**TASK ITEM:**
Keep every line of the data below that has the string "Market" and present those lines.

==== DATA PROVIDED

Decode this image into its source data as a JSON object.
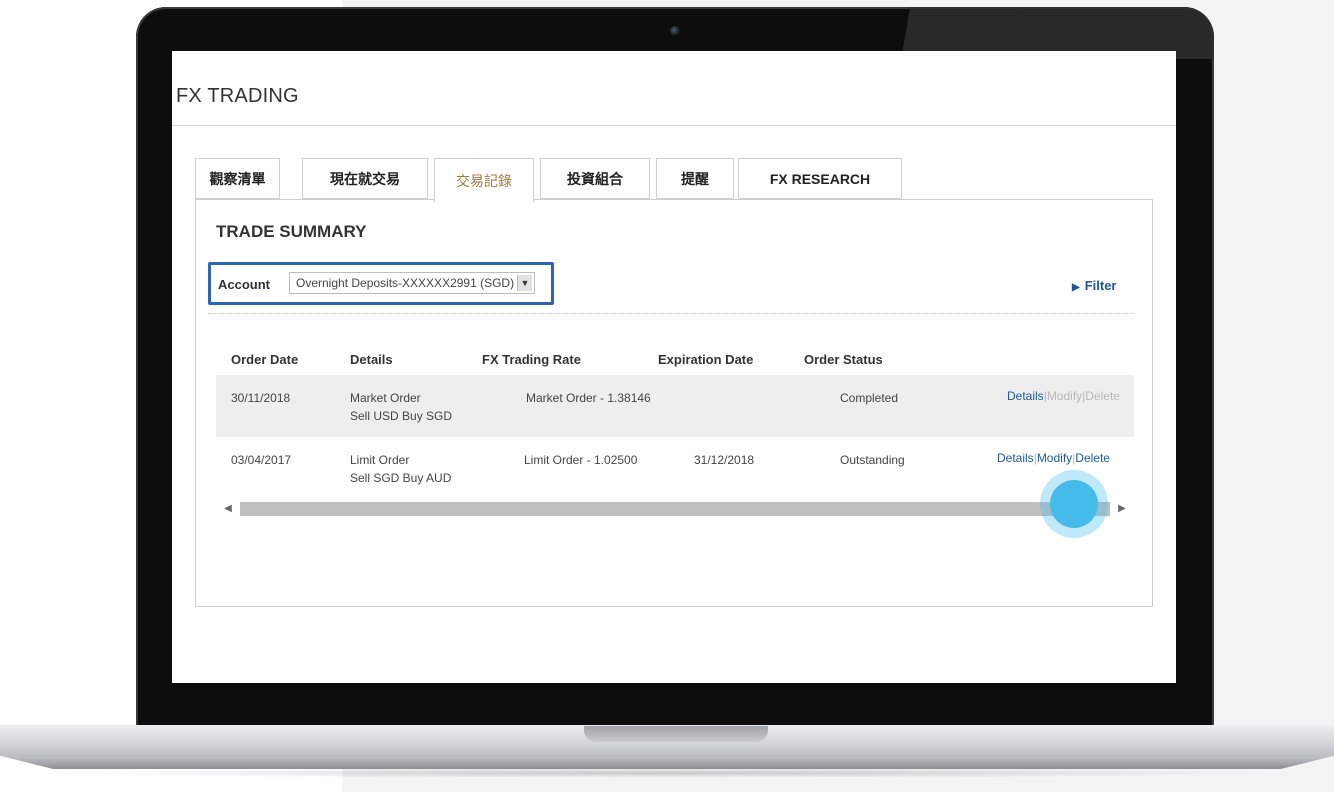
{
  "app": {
    "title": "FX TRADING"
  },
  "tabs": [
    {
      "label": "觀察清單"
    },
    {
      "label": "現在就交易"
    },
    {
      "label": "交易記錄"
    },
    {
      "label": "投資組合"
    },
    {
      "label": "提醒"
    },
    {
      "label": "FX RESEARCH"
    }
  ],
  "active_tab": "交易記錄",
  "summary": {
    "title": "TRADE SUMMARY",
    "account_label": "Account",
    "account_value": "Overnight Deposits-XXXXXX2991 (SGD)",
    "filter_label": "Filter"
  },
  "table": {
    "headers": [
      "Order Date",
      "Details",
      "FX Trading Rate",
      "Expiration Date",
      "Order Status"
    ],
    "rows": [
      {
        "date": "30/11/2018",
        "type": "Market Order",
        "pair": "Sell USD Buy SGD",
        "rate": "Market Order - 1.38146",
        "expiration": "",
        "status": "Completed",
        "actions": {
          "details": "Details",
          "modify": "Modify",
          "delete": "Delete"
        }
      },
      {
        "date": "03/04/2017",
        "type": "Limit Order",
        "pair": "Sell SGD Buy AUD",
        "rate": "Limit Order - 1.02500",
        "expiration": "31/12/2018",
        "status": "Outstanding",
        "actions": {
          "details": "Details",
          "modify": "Modify",
          "delete": "Delete"
        }
      }
    ]
  },
  "colors": {
    "accent_blue": "#2e64b8",
    "link_blue": "#1e5a99",
    "active_tab_text": "#a27a3e",
    "touch_indicator": "#45bbe9"
  },
  "icons": {
    "filter": "triangle-right-icon",
    "select": "triangle-down-icon",
    "scroll_left": "triangle-left-icon",
    "scroll_right": "triangle-right-icon"
  }
}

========

**THE COMPLETED TASK:**
        "type": "Market Order",
        "rate": "Market Order - 1.38146",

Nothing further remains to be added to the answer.